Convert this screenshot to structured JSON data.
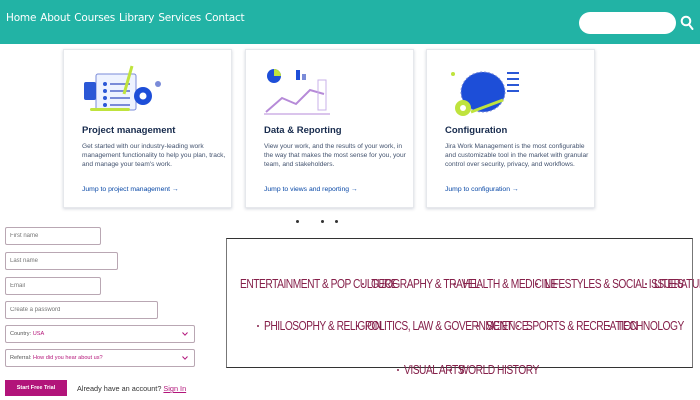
{
  "nav": {
    "links": [
      "Home",
      "About",
      "Courses",
      "Library",
      "Services",
      "Contact"
    ],
    "search_placeholder": ""
  },
  "cards": [
    {
      "title": "Project management",
      "description": "Get started with our industry-leading work management functionality to help you plan, track, and manage your team's work.",
      "link": "Jump to project management →"
    },
    {
      "title": "Data & Reporting",
      "description": "View your work, and the results of your work, in the way that makes the most sense for you, your team, and stakeholders.",
      "link": "Jump to views and reporting →"
    },
    {
      "title": "Configuration",
      "description": "Jira Work Management is the most configurable and customizable tool in the market with granular control over security, privacy, and workflows.",
      "link": "Jump to configuration →"
    }
  ],
  "form": {
    "first_name_placeholder": "First name",
    "last_name_placeholder": "Last name",
    "email_placeholder": "Email",
    "password_placeholder": "Create a password",
    "country_label": "Country:",
    "country_value": "USA",
    "referral_label": "Referral:",
    "referral_value": "How did you hear about us?",
    "submit_label": "Start Free Trial",
    "account_prompt": "Already have an account?",
    "signin_label": "Sign In"
  },
  "categories": {
    "row1": [
      "ENTERTAINMENT & POP CULTURE",
      "GEOGRAPHY & TRAVEL",
      "HEALTH & MEDICINE",
      "LIFESTYLES & SOCIAL ISSUES",
      "LITERATURE"
    ],
    "row2": [
      "PHILOSOPHY & RELIGION",
      "POLITICS, LAW & GOVERNMENT",
      "SCIENCE",
      "SPORTS & RECREATION",
      "TECHNOLOGY"
    ],
    "row3": [
      "VISUAL ARTS",
      "WORLD HISTORY"
    ]
  },
  "colors": {
    "topbar": "#22b3a5",
    "accent": "#b2147a",
    "category_text": "#85204a",
    "link": "#0747a6"
  }
}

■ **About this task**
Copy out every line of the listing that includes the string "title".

■ **Answer area**
      "title": "Project management",
      "title": "Data & Reporting",
      "title": "Configuration",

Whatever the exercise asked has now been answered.